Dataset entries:
<<<<
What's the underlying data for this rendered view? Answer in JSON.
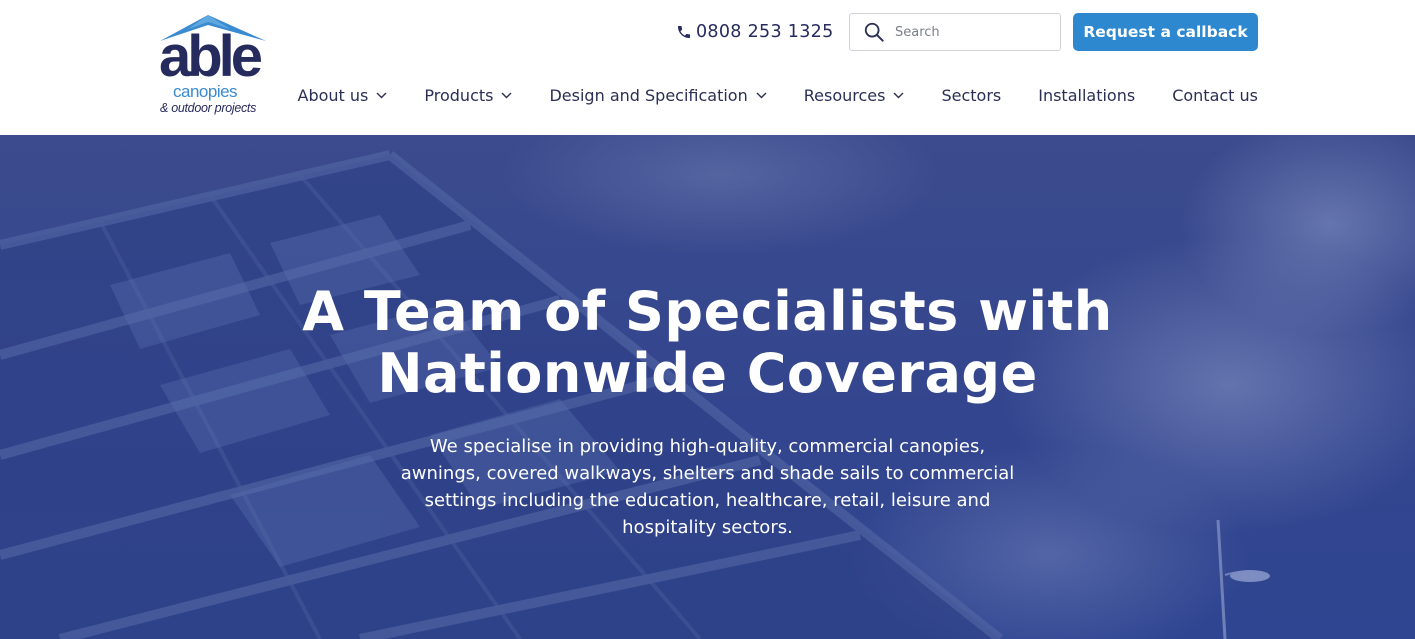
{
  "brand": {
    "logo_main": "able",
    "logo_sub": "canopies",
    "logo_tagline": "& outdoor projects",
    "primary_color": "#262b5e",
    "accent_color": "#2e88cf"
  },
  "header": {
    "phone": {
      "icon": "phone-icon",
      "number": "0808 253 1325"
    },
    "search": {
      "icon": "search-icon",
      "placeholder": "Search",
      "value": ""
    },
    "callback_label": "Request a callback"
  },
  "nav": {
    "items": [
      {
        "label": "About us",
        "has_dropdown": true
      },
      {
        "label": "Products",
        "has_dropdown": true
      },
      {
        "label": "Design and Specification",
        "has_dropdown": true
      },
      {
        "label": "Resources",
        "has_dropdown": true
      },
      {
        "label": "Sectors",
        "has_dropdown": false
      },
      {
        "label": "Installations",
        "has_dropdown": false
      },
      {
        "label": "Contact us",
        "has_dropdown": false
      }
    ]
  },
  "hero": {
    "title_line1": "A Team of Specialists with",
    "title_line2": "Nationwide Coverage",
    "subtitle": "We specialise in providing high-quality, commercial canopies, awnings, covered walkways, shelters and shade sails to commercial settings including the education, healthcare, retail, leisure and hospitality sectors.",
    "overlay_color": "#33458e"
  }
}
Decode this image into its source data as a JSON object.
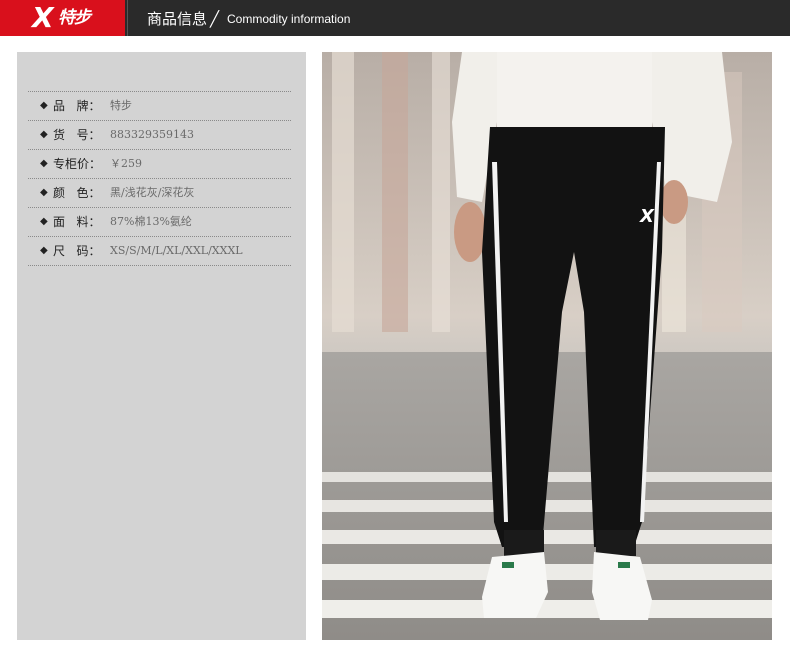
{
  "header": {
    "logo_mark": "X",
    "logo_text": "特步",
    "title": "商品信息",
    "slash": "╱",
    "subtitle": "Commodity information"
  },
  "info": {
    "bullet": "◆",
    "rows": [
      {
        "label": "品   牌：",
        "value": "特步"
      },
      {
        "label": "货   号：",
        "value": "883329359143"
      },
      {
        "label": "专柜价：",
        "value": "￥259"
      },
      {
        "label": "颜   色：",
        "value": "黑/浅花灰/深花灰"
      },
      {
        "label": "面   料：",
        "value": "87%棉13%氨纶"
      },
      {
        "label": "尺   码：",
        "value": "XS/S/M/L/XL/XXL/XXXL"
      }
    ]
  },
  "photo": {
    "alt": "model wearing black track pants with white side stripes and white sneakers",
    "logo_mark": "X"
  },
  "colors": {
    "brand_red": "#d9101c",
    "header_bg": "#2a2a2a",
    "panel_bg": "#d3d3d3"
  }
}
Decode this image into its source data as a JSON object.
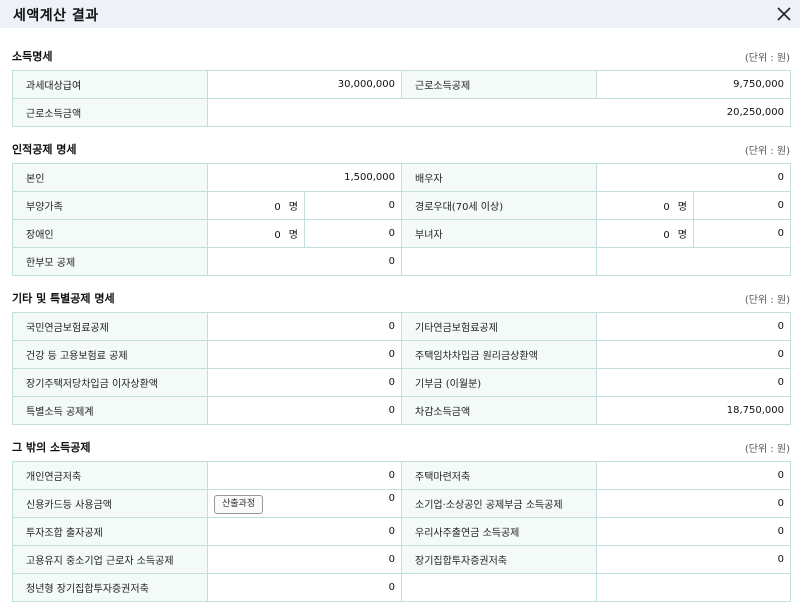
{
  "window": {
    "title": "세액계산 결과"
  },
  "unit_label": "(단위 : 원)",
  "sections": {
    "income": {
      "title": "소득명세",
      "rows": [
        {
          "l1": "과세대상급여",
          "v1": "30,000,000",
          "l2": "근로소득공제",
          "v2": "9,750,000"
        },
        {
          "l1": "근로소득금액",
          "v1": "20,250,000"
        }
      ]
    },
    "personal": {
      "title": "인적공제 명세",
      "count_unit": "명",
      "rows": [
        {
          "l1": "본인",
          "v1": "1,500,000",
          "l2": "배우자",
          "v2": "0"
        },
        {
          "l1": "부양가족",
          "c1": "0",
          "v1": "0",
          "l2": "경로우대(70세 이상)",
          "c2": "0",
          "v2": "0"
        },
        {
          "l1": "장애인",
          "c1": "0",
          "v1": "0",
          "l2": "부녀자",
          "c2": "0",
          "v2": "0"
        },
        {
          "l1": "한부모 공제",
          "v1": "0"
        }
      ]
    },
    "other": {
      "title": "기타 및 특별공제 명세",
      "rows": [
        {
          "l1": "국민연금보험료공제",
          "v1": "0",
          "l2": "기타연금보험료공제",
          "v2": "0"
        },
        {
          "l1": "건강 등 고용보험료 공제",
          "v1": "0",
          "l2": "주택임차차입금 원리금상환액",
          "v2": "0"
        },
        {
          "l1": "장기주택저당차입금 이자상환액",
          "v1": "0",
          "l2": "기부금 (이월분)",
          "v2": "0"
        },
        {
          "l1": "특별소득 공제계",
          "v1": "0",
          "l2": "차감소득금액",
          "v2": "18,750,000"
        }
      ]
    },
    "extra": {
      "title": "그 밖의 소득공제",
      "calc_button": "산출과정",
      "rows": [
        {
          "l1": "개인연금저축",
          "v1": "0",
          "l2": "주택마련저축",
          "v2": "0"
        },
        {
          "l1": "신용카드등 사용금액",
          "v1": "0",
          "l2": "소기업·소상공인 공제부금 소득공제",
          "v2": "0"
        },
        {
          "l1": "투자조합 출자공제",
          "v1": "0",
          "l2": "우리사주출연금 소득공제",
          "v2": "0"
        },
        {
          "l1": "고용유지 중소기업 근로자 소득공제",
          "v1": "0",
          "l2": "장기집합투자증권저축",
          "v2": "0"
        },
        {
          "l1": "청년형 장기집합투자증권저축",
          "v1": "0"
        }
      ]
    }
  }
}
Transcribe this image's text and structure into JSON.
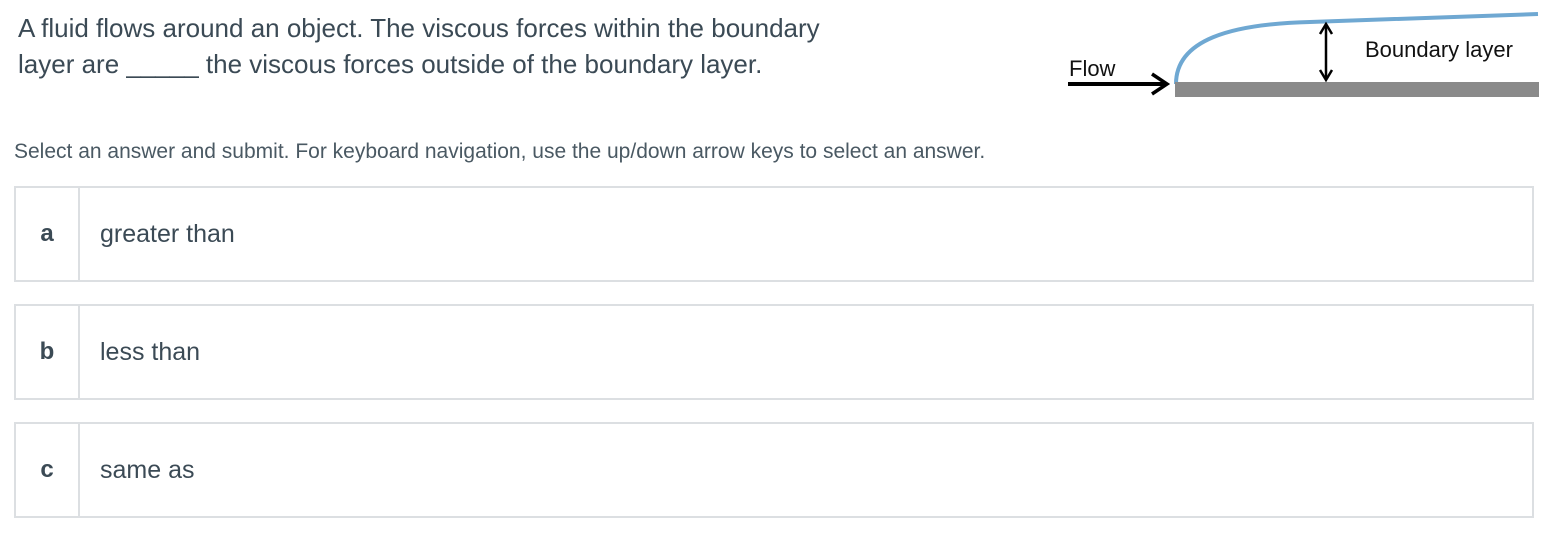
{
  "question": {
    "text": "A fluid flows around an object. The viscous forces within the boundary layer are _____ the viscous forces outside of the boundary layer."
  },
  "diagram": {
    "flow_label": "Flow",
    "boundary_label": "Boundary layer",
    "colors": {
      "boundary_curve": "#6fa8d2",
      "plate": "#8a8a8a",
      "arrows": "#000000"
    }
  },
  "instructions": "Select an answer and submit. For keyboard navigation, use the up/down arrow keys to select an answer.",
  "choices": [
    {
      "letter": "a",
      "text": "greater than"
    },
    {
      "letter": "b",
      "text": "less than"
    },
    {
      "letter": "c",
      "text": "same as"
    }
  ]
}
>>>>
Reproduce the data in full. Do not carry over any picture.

What's the underlying data for this rendered view? Answer in JSON.
{
  "brand": {
    "logo_main": "able",
    "logo_sub": "canopies",
    "logo_tagline": "& outdoor projects",
    "primary_color": "#262b5e",
    "accent_color": "#2e88cf"
  },
  "header": {
    "phone": {
      "icon": "phone-icon",
      "number": "0808 253 1325"
    },
    "search": {
      "icon": "search-icon",
      "placeholder": "Search",
      "value": ""
    },
    "callback_label": "Request a callback"
  },
  "nav": {
    "items": [
      {
        "label": "About us",
        "has_dropdown": true
      },
      {
        "label": "Products",
        "has_dropdown": true
      },
      {
        "label": "Design and Specification",
        "has_dropdown": true
      },
      {
        "label": "Resources",
        "has_dropdown": true
      },
      {
        "label": "Sectors",
        "has_dropdown": false
      },
      {
        "label": "Installations",
        "has_dropdown": false
      },
      {
        "label": "Contact us",
        "has_dropdown": false
      }
    ]
  },
  "hero": {
    "title_line1": "A Team of Specialists with",
    "title_line2": "Nationwide Coverage",
    "subtitle": "We specialise in providing high-quality, commercial canopies, awnings, covered walkways, shelters and shade sails to commercial settings including the education, healthcare, retail, leisure and hospitality sectors.",
    "overlay_color": "#33458e"
  }
}
Decode this image into its source data as a JSON object.
{
  "header": {
    "logo_mark": "X",
    "logo_text": "特步",
    "title": "商品信息",
    "slash": "╱",
    "subtitle": "Commodity information"
  },
  "info": {
    "bullet": "◆",
    "rows": [
      {
        "label": "品   牌：",
        "value": "特步"
      },
      {
        "label": "货   号：",
        "value": "883329359143"
      },
      {
        "label": "专柜价：",
        "value": "￥259"
      },
      {
        "label": "颜   色：",
        "value": "黑/浅花灰/深花灰"
      },
      {
        "label": "面   料：",
        "value": "87%棉13%氨纶"
      },
      {
        "label": "尺   码：",
        "value": "XS/S/M/L/XL/XXL/XXXL"
      }
    ]
  },
  "photo": {
    "alt": "model wearing black track pants with white side stripes and white sneakers",
    "logo_mark": "X"
  },
  "colors": {
    "brand_red": "#d9101c",
    "header_bg": "#2a2a2a",
    "panel_bg": "#d3d3d3"
  }
}
Decode this image into its source data as a JSON object.
{
  "window": {
    "title": "세액계산 결과"
  },
  "unit_label": "(단위 : 원)",
  "sections": {
    "income": {
      "title": "소득명세",
      "rows": [
        {
          "l1": "과세대상급여",
          "v1": "30,000,000",
          "l2": "근로소득공제",
          "v2": "9,750,000"
        },
        {
          "l1": "근로소득금액",
          "v1": "20,250,000"
        }
      ]
    },
    "personal": {
      "title": "인적공제 명세",
      "count_unit": "명",
      "rows": [
        {
          "l1": "본인",
          "v1": "1,500,000",
          "l2": "배우자",
          "v2": "0"
        },
        {
          "l1": "부양가족",
          "c1": "0",
          "v1": "0",
          "l2": "경로우대(70세 이상)",
          "c2": "0",
          "v2": "0"
        },
        {
          "l1": "장애인",
          "c1": "0",
          "v1": "0",
          "l2": "부녀자",
          "c2": "0",
          "v2": "0"
        },
        {
          "l1": "한부모 공제",
          "v1": "0"
        }
      ]
    },
    "other": {
      "title": "기타 및 특별공제 명세",
      "rows": [
        {
          "l1": "국민연금보험료공제",
          "v1": "0",
          "l2": "기타연금보험료공제",
          "v2": "0"
        },
        {
          "l1": "건강 등 고용보험료 공제",
          "v1": "0",
          "l2": "주택임차차입금 원리금상환액",
          "v2": "0"
        },
        {
          "l1": "장기주택저당차입금 이자상환액",
          "v1": "0",
          "l2": "기부금 (이월분)",
          "v2": "0"
        },
        {
          "l1": "특별소득 공제계",
          "v1": "0",
          "l2": "차감소득금액",
          "v2": "18,750,000"
        }
      ]
    },
    "extra": {
      "title": "그 밖의 소득공제",
      "calc_button": "산출과정",
      "rows": [
        {
          "l1": "개인연금저축",
          "v1": "0",
          "l2": "주택마련저축",
          "v2": "0"
        },
        {
          "l1": "신용카드등 사용금액",
          "v1": "0",
          "l2": "소기업·소상공인 공제부금 소득공제",
          "v2": "0"
        },
        {
          "l1": "투자조합 출자공제",
          "v1": "0",
          "l2": "우리사주출연금 소득공제",
          "v2": "0"
        },
        {
          "l1": "고용유지 중소기업 근로자 소득공제",
          "v1": "0",
          "l2": "장기집합투자증권저축",
          "v2": "0"
        },
        {
          "l1": "청년형 장기집합투자증권저축",
          "v1": "0"
        }
      ]
    }
  }
}
Transcribe this image's text and structure into JSON.
{
  "question": {
    "text": "A fluid flows around an object. The viscous forces within the boundary layer are _____ the viscous forces outside of the boundary layer."
  },
  "diagram": {
    "flow_label": "Flow",
    "boundary_label": "Boundary layer",
    "colors": {
      "boundary_curve": "#6fa8d2",
      "plate": "#8a8a8a",
      "arrows": "#000000"
    }
  },
  "instructions": "Select an answer and submit. For keyboard navigation, use the up/down arrow keys to select an answer.",
  "choices": [
    {
      "letter": "a",
      "text": "greater than"
    },
    {
      "letter": "b",
      "text": "less than"
    },
    {
      "letter": "c",
      "text": "same as"
    }
  ]
}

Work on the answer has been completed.